Norway was neutral during the Second World War, but was invaded by Germany on 9 April 1940 and occupied by the Wehrmach until 8 May 1945. About a third of the Jewish population was deported to the camps in German, whilst others fled into exile. Some Norwegians signed up to fight for the Nazis — mostly on the Eastern front — but there was also a resistance movement. This left a bitter legacy for Norway, some of which formed back stories for the Harry Hole novels of Jo Nesbø, all of which I have now read.
So, whilst there are non-series novels to be read, I found a copy of Lahlum’s Human Flies, a locked-room mystery set in 1968. Harald Olesen, a hero of the resistance, is found shot dead in his flat in an apartment building, but no one has seen anybody leave his front door. It is up to Detective Inspector Kolbjørn Kristiansen to investigate and the building is full of secrets — a former Nazi, an American ambassadorial official, people orphaned by the war, those having affairs… K2 (as the detective is known) is aided in this investigation by Patricia, a beautiful and intelligent woman confined to a wheelchair.
Lahlum is a historian by training and it turns out a relative (a great great aunt?) was Dagmar Lahlum, an Oslo member of the Norwegian resistance recruited by Eddie Chapman to work for MI5 — his exploits were recounted in several biographies, including Nicholas Booth’s Zigzag – The Incredible Wartime Exploits of Double Agent Eddie Chapman (2007) and Ben Macintyre’s Agent Zigzag: The True Wartime Story of Eddie Chapman, Lover, Betrayer, Hero, Spy (2007). This clearly had an impact on the novel — of the relationship forged in the war and lost in peace time.

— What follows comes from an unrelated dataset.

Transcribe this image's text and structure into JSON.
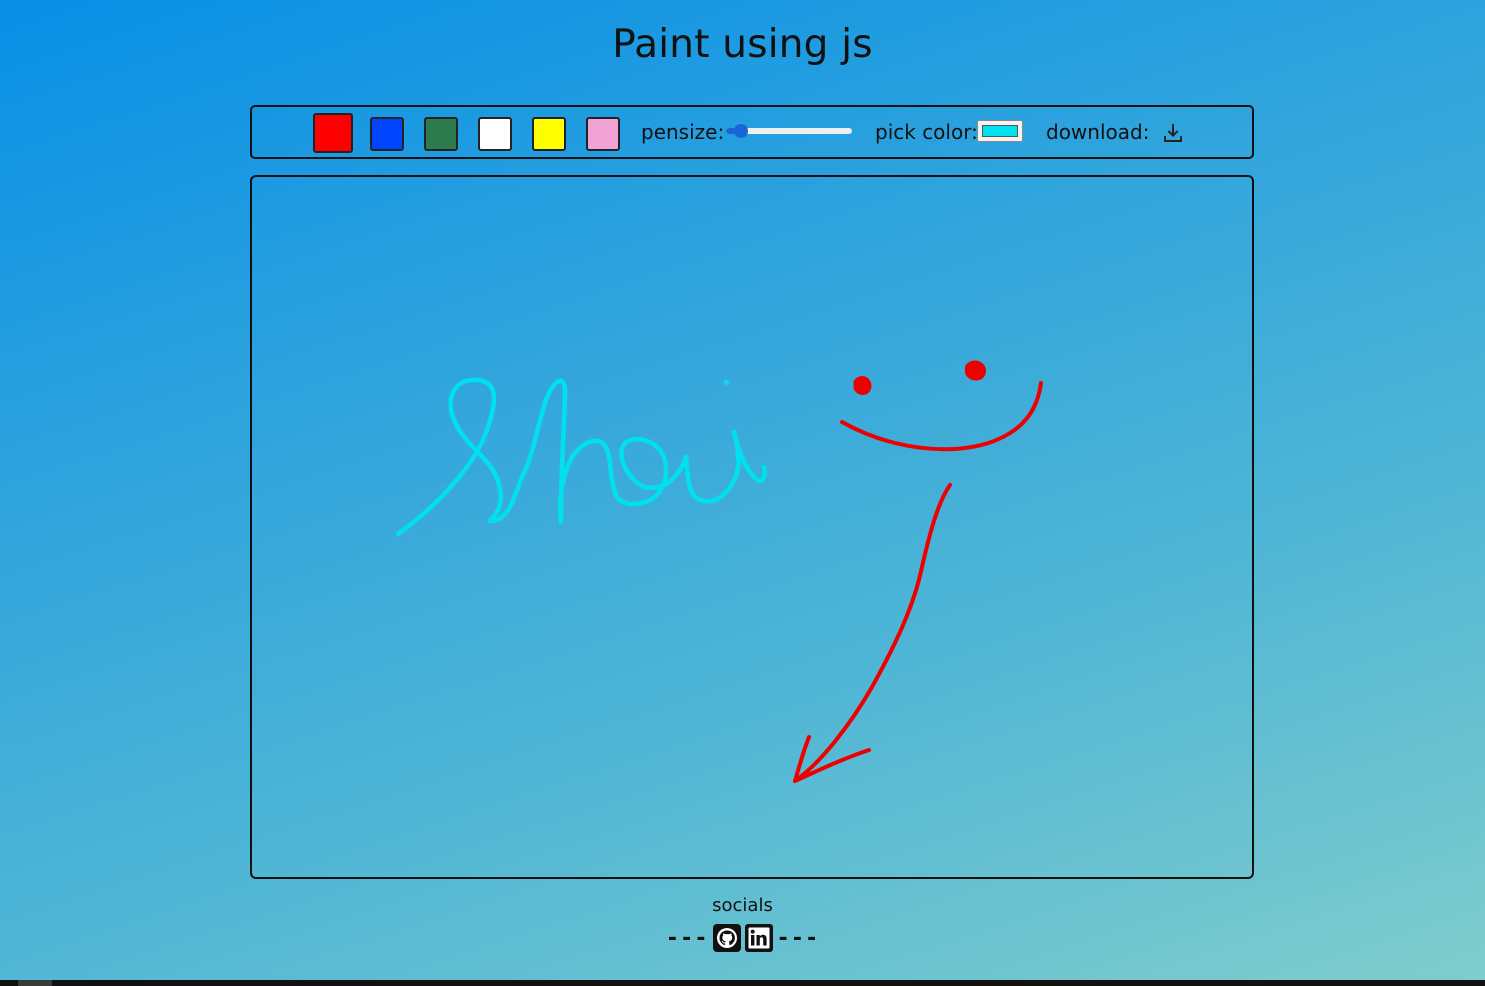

And yet I don’t think I can recommend this. I’ve not read enough Agatha Christie to make the comparison — but there’s a series of one-to-one interviews, a couple of points where the suspects are gathered together (“I suppose you are wondering why I gathered you all here together…”)… It, frankly, drags. The first person narration doesn’t help and the nods to historic events seem perfunctory. Perhaps in 1968 a policeman could work alone and share information with a civilian without trouble, but it’s a novel that feels set in the 1930s rather than the 1960s.